Monday afternoon I dropped the Daytona off and told my mechanic about the oil leaking and air conditioning problems. He did agree with me that the fluxing from dash vent to defroster and back to dash vent on acceleration sounds like a vacuum line problem.
I guess he'll call me when he sorts the problems out. I'd really like to have the Daytona back by Friday so I can take it to my car club cruise-in on Saturday (along with the TA). I don't have high hopes, though. I'd rather get it back with the problems fixed instead of getting it back early.
And like that it's just me and the Honda and the Pontiac again.
"Hey, Shelby? Weren't we just here a few days ago?"
That's a 1966 Ford Thunderbird convertible (2 seater) in the background. Hard to believe that both of these cars now wear "antique" car tags on them, both are 25 years or older which qualifies them for "antique" car status in Mississippi even though the Thunderbird has a good 23 more years on her (and probably a lot more under the hood though my money goes on the Shelby in a hands down race).
Looking at these two cars it's amazing what just 23 years worth of engineering, technology and design made in the industry.

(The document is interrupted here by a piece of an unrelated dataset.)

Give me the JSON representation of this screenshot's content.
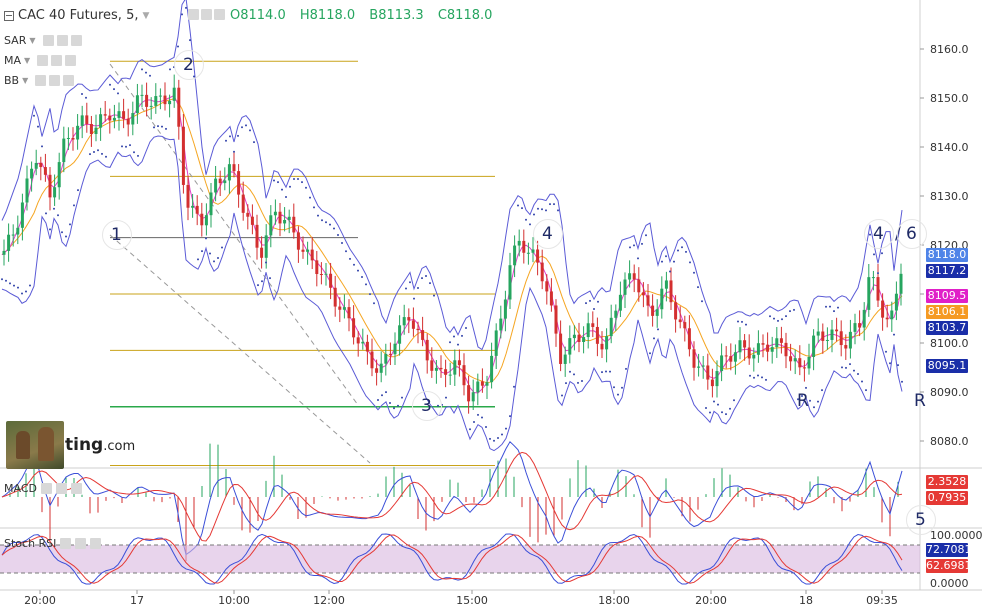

Oh, and while I was waiting on my wife to pick me up the lock cylinder for the passenger side T-top popped out. The cylinder landed in my hand and the spring landed in the seat. I guess I'll add that to my list of DIY repairs for when I get the Daytona back.